TASK INPUT:
────────────────────────────────────────
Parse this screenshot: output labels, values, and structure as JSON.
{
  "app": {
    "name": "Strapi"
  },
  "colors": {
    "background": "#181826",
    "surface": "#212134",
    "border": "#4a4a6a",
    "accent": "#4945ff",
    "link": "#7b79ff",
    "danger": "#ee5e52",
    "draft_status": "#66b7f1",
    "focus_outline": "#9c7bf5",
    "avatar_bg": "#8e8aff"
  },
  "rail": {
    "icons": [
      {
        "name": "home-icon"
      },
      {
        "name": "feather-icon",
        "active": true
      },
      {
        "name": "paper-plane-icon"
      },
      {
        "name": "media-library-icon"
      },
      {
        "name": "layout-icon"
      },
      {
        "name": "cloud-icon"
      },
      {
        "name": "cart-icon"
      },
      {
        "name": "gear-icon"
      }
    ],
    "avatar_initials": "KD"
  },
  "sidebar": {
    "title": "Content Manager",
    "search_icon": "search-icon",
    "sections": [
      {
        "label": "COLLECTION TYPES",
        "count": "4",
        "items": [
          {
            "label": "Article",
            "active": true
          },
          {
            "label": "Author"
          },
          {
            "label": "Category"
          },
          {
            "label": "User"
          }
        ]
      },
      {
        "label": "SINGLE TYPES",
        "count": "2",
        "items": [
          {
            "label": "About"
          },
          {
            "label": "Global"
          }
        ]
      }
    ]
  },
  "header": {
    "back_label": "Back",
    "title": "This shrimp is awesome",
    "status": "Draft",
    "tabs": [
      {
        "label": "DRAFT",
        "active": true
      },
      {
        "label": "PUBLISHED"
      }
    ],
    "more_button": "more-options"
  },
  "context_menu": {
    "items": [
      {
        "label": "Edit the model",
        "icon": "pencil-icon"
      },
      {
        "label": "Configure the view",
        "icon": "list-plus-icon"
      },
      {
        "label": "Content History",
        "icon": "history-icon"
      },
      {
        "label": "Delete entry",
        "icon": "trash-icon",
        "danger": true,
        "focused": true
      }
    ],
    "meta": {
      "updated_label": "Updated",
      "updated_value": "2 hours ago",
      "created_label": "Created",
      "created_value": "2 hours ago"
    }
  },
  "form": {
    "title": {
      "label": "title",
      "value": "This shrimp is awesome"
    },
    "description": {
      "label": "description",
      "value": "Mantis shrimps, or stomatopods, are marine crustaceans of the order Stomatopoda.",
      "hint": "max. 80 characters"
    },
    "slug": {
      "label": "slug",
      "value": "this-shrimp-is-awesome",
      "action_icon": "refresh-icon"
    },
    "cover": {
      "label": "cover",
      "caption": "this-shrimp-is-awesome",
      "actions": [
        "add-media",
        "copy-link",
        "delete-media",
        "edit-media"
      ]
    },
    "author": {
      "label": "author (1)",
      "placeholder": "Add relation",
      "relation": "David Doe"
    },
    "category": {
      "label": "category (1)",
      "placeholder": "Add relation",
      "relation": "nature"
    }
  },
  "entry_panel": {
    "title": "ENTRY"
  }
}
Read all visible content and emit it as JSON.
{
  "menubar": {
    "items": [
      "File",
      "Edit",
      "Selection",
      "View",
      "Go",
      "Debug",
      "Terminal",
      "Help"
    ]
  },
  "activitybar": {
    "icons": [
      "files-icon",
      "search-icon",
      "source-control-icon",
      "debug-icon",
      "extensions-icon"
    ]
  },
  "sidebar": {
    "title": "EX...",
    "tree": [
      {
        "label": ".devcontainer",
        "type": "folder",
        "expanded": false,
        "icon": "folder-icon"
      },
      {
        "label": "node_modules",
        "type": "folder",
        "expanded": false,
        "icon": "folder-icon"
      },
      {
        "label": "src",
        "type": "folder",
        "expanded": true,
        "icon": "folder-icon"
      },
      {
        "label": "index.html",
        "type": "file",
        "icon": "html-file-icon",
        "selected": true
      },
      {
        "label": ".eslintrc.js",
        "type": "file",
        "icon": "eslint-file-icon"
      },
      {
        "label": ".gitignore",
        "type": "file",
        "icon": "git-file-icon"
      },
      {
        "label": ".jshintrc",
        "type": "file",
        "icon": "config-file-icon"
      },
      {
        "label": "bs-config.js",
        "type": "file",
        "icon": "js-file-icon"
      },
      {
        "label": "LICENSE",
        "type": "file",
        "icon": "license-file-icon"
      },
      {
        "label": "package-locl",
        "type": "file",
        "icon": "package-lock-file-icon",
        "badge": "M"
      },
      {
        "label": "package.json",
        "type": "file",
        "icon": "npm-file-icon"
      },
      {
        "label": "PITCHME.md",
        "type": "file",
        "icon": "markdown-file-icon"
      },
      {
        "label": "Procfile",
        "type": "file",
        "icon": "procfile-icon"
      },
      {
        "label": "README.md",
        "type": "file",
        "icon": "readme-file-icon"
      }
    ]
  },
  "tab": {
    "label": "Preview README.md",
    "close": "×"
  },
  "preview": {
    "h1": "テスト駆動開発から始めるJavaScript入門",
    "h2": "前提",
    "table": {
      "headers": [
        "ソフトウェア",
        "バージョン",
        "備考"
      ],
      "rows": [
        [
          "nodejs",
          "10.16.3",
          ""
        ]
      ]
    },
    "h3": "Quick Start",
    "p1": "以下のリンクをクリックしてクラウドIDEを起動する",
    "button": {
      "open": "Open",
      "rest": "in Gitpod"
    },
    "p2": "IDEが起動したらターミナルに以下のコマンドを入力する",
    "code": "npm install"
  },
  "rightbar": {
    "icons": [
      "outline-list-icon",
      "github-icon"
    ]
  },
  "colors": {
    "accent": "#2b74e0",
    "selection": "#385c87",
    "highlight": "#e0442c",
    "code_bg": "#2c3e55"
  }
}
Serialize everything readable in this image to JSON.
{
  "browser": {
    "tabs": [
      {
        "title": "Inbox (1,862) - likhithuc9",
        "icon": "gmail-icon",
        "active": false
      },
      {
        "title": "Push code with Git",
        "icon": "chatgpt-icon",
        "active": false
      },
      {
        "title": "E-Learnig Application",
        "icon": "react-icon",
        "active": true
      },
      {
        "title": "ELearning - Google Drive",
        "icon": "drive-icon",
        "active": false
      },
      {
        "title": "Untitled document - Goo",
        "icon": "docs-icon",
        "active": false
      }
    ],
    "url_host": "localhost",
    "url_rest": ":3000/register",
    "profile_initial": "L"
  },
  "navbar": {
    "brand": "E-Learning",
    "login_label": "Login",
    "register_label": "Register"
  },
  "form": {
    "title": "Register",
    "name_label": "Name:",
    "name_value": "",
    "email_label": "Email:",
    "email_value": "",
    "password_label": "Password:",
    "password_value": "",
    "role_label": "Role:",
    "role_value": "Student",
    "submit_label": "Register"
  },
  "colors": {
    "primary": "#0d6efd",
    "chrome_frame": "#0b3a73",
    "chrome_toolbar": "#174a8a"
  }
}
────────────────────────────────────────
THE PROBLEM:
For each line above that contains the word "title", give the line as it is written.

YOUR RESPONSE:
    "title": "Content Manager",
    "title": "This shrimp is awesome",
    "title": {
      "label": "title",
    "title": "ENTRY"
    "title": "EX...",
        "title": "Inbox (1,862) - likhithuc9",
        "title": "Push code with Git",
        "title": "E-Learnig Application",
        "title": "ELearning - Google Drive",
        "title": "Untitled document - Goo",
    "title": "Register",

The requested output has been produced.